WHAT TO WORK ON: Search the entries below for the string "파이프라인" and give the number of lines that hold it, nothing else.

*-*-*

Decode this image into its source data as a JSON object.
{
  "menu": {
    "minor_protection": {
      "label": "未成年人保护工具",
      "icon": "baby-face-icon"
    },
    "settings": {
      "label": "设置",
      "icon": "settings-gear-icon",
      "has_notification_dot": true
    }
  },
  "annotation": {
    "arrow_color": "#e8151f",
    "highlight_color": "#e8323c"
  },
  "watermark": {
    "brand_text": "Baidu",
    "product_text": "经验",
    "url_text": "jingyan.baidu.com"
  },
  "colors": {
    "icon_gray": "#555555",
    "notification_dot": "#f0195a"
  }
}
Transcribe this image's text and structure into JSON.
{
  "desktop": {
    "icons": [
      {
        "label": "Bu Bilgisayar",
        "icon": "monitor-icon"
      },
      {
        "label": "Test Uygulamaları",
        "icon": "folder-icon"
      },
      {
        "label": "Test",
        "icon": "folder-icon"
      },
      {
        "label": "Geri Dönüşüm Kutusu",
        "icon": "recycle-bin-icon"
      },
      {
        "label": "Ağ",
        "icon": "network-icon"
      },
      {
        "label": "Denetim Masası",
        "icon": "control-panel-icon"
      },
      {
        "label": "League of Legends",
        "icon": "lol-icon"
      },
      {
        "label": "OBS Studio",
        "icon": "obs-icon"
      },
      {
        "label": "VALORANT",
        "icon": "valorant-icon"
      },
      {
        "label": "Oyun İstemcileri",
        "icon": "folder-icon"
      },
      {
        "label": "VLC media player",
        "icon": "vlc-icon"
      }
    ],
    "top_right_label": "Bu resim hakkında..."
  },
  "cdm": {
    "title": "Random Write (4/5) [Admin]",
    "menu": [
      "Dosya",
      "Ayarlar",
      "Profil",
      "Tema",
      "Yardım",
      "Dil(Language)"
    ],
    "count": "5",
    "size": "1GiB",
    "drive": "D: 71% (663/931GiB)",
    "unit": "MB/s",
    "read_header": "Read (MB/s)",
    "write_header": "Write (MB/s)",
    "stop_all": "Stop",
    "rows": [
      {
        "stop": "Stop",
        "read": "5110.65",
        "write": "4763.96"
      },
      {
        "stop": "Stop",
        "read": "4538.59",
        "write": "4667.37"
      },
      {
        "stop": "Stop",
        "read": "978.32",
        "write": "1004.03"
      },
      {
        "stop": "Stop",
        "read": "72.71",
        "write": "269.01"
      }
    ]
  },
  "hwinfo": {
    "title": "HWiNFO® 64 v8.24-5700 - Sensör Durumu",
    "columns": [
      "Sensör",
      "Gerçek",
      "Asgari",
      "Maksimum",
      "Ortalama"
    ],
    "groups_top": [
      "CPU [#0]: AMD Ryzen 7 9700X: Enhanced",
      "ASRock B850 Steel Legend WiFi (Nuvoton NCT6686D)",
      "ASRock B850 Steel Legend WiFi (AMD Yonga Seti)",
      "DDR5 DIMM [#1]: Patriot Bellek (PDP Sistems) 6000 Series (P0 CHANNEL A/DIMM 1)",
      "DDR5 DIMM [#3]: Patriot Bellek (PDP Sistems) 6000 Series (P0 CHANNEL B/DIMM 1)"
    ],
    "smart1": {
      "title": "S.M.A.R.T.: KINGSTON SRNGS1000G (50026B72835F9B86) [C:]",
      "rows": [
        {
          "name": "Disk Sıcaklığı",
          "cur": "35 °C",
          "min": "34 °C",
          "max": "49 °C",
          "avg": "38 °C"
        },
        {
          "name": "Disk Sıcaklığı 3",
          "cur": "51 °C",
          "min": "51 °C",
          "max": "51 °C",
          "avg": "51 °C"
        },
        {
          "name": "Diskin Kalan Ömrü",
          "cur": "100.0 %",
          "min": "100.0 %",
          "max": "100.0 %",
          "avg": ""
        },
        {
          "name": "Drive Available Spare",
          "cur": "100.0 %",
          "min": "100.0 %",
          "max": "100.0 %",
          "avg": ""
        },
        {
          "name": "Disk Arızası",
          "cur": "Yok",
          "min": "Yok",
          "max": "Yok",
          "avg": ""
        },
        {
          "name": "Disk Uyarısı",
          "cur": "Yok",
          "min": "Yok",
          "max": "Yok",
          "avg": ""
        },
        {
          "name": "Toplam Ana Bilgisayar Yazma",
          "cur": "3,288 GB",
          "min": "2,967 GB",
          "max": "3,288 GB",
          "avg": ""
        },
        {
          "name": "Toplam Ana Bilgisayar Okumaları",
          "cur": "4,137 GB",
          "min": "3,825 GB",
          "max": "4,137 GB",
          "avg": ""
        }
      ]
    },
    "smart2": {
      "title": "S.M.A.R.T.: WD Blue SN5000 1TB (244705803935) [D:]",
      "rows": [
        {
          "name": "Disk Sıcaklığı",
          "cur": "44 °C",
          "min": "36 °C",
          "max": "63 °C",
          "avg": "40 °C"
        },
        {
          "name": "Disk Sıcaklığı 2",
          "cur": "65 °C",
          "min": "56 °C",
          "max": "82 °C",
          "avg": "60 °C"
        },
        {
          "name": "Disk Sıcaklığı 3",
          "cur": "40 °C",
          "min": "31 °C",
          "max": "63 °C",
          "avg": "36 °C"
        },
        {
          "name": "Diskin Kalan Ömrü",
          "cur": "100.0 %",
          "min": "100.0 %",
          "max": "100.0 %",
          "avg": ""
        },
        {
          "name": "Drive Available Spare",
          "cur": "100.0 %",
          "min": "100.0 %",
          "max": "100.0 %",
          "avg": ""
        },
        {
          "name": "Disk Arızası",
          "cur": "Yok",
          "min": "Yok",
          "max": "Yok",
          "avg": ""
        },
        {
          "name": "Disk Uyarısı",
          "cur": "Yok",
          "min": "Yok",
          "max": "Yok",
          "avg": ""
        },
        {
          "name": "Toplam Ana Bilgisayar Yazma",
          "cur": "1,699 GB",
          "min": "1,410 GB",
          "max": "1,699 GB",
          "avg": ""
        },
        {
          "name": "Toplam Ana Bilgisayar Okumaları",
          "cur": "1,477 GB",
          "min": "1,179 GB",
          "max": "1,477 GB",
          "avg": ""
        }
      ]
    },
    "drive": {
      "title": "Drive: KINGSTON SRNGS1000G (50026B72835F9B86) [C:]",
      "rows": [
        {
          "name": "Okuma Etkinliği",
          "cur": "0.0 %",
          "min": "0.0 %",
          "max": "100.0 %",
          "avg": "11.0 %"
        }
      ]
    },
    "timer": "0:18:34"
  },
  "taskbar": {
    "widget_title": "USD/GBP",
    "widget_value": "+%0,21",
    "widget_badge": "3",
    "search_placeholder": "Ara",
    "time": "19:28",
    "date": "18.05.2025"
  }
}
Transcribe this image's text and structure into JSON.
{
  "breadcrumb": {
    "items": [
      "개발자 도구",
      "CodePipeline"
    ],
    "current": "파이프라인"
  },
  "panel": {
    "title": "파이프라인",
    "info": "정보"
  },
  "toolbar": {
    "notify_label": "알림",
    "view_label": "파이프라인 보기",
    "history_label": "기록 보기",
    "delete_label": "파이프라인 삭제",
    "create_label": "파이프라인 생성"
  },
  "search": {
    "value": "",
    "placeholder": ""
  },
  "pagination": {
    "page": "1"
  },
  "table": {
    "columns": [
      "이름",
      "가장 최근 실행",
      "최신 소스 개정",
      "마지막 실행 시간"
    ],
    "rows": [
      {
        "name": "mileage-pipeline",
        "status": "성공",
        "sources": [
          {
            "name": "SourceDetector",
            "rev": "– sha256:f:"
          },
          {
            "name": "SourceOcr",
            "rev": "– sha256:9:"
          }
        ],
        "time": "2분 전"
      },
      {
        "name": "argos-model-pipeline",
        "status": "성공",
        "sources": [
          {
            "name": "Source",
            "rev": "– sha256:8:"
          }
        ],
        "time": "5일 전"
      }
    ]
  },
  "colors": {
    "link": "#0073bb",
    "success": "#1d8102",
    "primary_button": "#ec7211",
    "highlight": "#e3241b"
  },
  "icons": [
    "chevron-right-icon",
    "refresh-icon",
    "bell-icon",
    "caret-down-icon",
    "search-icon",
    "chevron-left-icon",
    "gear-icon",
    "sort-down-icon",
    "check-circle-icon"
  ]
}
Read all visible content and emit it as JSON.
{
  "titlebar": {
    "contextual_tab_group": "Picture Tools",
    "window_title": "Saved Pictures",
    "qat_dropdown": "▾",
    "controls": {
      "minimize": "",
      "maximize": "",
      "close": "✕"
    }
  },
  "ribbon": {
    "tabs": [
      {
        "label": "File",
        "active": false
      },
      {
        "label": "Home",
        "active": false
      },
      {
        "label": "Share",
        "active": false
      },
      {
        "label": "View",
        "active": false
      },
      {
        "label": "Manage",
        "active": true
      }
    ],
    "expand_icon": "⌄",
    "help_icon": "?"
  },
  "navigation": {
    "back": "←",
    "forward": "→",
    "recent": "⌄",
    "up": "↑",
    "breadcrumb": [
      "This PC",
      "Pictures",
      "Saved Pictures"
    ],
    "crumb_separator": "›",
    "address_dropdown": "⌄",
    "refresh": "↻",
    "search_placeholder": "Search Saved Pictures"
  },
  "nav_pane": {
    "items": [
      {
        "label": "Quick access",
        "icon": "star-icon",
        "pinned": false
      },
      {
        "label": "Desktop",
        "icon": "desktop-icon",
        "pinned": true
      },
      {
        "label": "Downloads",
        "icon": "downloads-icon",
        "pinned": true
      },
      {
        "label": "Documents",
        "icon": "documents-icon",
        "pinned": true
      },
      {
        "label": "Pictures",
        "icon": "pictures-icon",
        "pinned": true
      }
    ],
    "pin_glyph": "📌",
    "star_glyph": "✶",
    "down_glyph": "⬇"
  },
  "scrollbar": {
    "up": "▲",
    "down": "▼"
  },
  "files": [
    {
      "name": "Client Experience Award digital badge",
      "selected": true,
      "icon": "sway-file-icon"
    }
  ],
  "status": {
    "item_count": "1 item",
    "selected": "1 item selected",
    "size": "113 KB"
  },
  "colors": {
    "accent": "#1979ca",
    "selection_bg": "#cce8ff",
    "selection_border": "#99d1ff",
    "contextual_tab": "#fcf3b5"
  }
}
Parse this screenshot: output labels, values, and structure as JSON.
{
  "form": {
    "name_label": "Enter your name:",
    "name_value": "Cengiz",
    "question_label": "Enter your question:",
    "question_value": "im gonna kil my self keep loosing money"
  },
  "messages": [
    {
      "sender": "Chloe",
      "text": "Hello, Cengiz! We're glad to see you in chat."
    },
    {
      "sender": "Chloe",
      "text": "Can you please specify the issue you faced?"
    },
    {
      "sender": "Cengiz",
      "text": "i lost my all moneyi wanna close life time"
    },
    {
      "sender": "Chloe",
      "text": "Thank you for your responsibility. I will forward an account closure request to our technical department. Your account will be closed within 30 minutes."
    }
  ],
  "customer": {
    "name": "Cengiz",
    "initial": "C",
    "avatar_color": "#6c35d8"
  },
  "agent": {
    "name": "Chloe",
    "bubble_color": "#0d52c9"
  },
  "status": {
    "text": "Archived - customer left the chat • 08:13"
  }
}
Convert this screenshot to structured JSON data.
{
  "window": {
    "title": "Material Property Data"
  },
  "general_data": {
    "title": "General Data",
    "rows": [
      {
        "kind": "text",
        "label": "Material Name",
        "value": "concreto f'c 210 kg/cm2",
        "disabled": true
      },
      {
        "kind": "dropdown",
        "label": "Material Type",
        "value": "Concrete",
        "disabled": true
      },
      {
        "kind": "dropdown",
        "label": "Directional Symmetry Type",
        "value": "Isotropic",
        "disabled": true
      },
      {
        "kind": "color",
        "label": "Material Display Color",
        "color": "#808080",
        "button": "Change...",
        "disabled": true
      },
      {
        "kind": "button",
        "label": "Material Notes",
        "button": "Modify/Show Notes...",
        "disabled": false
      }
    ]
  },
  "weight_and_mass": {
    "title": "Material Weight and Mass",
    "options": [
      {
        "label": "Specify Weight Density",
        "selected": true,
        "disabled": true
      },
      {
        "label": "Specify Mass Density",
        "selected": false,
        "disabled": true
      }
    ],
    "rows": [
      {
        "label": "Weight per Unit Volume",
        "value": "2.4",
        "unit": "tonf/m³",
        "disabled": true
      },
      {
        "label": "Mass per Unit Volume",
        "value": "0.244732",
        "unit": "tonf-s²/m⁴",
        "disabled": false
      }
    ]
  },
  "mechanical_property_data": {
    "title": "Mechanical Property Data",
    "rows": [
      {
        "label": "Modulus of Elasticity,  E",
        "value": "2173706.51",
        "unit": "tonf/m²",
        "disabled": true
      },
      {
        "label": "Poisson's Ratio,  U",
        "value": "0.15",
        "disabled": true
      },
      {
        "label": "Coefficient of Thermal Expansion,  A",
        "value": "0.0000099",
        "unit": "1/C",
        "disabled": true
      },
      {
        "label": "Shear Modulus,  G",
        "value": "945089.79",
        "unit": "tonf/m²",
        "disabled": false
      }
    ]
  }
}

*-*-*

FINISHED EXERCISE: 5